Humans learn to solve complex problems and uncover underlying concepts and relations given limited, noisy or inconsistent observations and draw successful generalizations based on them. This rests largely on the poverty of the stimulus argument, or what is sometimes called Plato’s problem: “How do we know so much when the evidence available to us is so meagre?”
In contrast, the success of today’s data-driven machine learning models is often strongly correlated with the amount of available high quality labeled data and teaching machines using imperfect supervision remains a key challenge. In practice, however, for many applications, large-scaled high-quality training data is not available, which highlights the increasing need for building models with the ability to learn complex tasks with imperfect supervision, i.e., where the learning process is based on imperfect training samples.
When designing learning algorithms, pure data-driven learning, which relies only on previous experience, does not seem to be able to learn generalizable solutions. Similar to human’s innately primed learning, having part of the knowledge encoded in the learning algorithms in the form of strong or weak biases, can help learning solutions that better generalize to unseen samples.
In this thesis, we focus on the problem of the poverty of stimulus for learning algorithms. We argue that even noisy and limited signals can contain a great deal of valid information that can be incorporated along with prior knowledge and biases that are encoded into learning algorithms in order to solve complex problems. We improve the process of learning with imperfect supervision by (i) employing prior knowledge in learning algorithms, (ii) augmenting data and learning to learn how to better use the data, and (iii) introducing inductive biases to learning
algorithms . These general ideas are, in fact, the key ingredients for building any learning algorithms that can generalize beyond (imperfections in) the observed data.
We concentrate on language understanding and reasoning, as one of the extraordinary cognitive abilities of humans, as well as a pivotal problem in artificial intelligence. We try to improve the learning process, in more principled ways than ad-hoc and domain or task-specific tricks to improve the output. We investigate our ideas on a wide range of sequence modeling and language understanding tasks.
And here are the slides of the layman talk I gave at the start, and this is a photo from the day 🙂
About the cover
The cover is part of a painting by Reza Sedighian that was presented in the Nuance exhibition in the Emkan gallery on May 4-14, 2018.
Nuance (Fr. nuer — to shade) means shade of color or meaning, “a delicate variation“.
We live in a world where subtlety and nuance tend to be overwhelmed by visual, auditory and ideological noise.
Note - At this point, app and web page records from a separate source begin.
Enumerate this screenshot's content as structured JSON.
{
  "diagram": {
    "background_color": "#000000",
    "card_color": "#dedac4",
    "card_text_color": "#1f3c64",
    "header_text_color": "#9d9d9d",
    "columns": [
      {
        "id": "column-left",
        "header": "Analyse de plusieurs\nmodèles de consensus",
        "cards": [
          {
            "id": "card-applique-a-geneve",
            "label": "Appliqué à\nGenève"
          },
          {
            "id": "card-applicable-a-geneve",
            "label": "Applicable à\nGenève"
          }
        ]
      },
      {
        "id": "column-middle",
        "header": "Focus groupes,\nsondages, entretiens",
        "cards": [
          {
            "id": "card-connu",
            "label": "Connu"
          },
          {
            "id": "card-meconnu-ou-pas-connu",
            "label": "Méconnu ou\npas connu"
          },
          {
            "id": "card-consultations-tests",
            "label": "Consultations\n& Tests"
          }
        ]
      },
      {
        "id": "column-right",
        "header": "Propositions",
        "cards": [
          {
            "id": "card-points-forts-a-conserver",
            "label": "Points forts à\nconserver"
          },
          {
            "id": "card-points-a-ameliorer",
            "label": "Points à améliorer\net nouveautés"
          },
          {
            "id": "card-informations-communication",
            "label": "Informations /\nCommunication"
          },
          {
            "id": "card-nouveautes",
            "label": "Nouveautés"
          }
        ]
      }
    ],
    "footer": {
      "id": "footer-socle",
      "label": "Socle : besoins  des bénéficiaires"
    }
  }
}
In this world, we want to escape our own confines.
This is not to find a respite from the noise, but in order to awaken from it.